“Not all people who sound religious are really godly. They may refer to me as ‘Lord’; but they still won’t enter the Kingdom of Heaven.” – Mark 7:21

In this verse Jesus challenges people at the very center of their faith. Anyone can “act” religious or say spiritual things, but have a void in their hearts towards developing a deep and abiding relationship with God Almighty. Having intimacy with God means that our thoughts, actions, prayers and attitudes are in alignment with His plan for our lives. Wow that is a real challenge for all of us.

A person who doesn’t have a personal relationship with Jesus may be able to say all the right things but lack the faith to live a Christ-centered life. The writers of the synoptic gospels (Matthew, Mark, Luke, and John) emphasize Christ’s teachings related to hypocrisy. In Matthew Chapter 23 we read about the hypocrisy associated with the Pharisees and Sadducees. In Mark 3 we see Christ challenging other religious minded leaders about their hypocrisy and “hard-heartedness” regarding the healing of the sick during the Sabbath.

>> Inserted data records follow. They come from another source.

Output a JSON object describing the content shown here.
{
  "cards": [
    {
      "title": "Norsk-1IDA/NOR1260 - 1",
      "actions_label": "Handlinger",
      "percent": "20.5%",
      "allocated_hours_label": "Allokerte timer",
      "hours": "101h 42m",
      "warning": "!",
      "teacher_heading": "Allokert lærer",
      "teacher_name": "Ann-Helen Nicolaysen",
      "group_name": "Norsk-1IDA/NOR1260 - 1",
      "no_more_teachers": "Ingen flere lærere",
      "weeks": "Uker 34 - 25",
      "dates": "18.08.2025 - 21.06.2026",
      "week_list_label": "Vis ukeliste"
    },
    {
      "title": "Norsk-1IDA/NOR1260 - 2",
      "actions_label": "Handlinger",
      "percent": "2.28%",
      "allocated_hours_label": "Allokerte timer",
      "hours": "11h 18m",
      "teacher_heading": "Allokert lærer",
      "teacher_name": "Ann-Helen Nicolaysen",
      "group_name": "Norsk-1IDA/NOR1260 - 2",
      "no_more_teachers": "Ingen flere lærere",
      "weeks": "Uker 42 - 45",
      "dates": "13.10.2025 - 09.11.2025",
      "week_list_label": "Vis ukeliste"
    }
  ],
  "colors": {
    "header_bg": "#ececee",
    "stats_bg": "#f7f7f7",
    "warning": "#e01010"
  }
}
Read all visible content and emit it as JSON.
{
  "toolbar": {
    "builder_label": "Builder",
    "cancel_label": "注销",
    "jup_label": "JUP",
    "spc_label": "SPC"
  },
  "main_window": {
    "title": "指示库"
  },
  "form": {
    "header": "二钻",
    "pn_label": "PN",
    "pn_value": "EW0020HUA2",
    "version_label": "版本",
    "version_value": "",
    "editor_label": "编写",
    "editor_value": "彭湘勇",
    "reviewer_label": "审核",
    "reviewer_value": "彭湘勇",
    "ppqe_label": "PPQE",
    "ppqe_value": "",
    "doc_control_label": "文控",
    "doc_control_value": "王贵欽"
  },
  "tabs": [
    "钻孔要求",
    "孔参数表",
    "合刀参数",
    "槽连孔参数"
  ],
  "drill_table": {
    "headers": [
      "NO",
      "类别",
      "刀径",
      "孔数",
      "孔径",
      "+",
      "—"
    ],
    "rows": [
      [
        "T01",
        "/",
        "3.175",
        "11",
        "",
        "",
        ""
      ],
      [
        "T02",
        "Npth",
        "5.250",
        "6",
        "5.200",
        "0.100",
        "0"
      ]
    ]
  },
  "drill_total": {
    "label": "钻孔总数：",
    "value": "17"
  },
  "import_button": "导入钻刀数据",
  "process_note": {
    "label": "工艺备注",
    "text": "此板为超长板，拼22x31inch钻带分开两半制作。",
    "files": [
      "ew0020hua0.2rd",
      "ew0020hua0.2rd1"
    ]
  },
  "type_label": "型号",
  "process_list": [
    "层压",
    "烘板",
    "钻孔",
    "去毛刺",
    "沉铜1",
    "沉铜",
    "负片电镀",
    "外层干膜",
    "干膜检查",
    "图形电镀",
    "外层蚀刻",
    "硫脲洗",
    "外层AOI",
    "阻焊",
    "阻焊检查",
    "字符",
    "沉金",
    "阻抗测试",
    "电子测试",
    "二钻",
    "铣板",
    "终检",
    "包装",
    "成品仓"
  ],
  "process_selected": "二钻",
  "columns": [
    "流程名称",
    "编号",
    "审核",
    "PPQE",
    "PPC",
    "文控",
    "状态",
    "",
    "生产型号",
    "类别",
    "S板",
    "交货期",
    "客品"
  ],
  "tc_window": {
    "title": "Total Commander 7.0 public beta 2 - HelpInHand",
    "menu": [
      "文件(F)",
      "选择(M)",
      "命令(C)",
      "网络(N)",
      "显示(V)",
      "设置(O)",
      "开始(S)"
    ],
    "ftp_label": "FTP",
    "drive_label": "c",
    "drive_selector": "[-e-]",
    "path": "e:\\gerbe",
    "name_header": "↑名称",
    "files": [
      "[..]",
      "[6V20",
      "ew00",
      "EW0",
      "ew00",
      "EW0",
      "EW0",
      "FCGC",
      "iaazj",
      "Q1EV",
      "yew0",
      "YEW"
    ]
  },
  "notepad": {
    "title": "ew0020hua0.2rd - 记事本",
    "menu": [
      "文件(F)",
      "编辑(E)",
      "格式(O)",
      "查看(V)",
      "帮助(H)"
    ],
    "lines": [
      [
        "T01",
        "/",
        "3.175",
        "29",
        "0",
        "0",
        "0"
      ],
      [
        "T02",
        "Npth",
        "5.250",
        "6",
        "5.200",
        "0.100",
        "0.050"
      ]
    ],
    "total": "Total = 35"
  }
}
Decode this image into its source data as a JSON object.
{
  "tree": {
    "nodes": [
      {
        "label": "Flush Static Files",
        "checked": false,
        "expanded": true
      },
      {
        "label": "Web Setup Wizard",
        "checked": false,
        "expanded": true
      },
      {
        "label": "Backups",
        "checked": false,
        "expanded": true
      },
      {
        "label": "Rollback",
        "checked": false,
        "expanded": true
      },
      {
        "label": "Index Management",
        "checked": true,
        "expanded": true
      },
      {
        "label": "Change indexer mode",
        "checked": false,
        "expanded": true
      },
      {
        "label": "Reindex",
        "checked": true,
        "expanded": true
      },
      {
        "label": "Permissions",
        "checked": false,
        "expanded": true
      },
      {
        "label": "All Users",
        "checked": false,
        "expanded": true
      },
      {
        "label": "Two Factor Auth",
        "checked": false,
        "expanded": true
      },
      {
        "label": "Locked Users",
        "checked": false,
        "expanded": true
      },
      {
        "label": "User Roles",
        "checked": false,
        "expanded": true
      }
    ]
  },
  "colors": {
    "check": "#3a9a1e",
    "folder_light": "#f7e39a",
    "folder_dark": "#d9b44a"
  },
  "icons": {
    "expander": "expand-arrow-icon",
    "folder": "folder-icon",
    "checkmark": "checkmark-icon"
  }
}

Continually Christ reminds us “our walk should match our talk”. An engraving on a cathedral wall in Germany bears these soul-searching words:

Thus speaketh Christ our Lord to us:
“You call me Master and obey me not;
You call me light and see me not;
Your call me the Way and walk with me not;
You call me life and live me not;
You call me wise and follow me not;
You call me fair and love me not;
You call me rich and ask me not;
You call me eternal and seek me not;
If I condemn you, blame me not.”

The more we learn about what God has done for us, the more we will want to know what we can do for Him. In addition, our motives will come from a pure heart, not from selfish ambition, guilt, or some church tradition. God is looking for genuine believers whose walk matches their talk. Let’s not say we love and then show disrespect to others. Let’s not say we care and then not show acts of kindness. Let’s not preach tolerance and then lack patience when dealing with complicated issues. Let’s not judge unless we want to be judged. Let’s try and keep His word central to our problem solving and relationships.

—Dr. Jim Grassi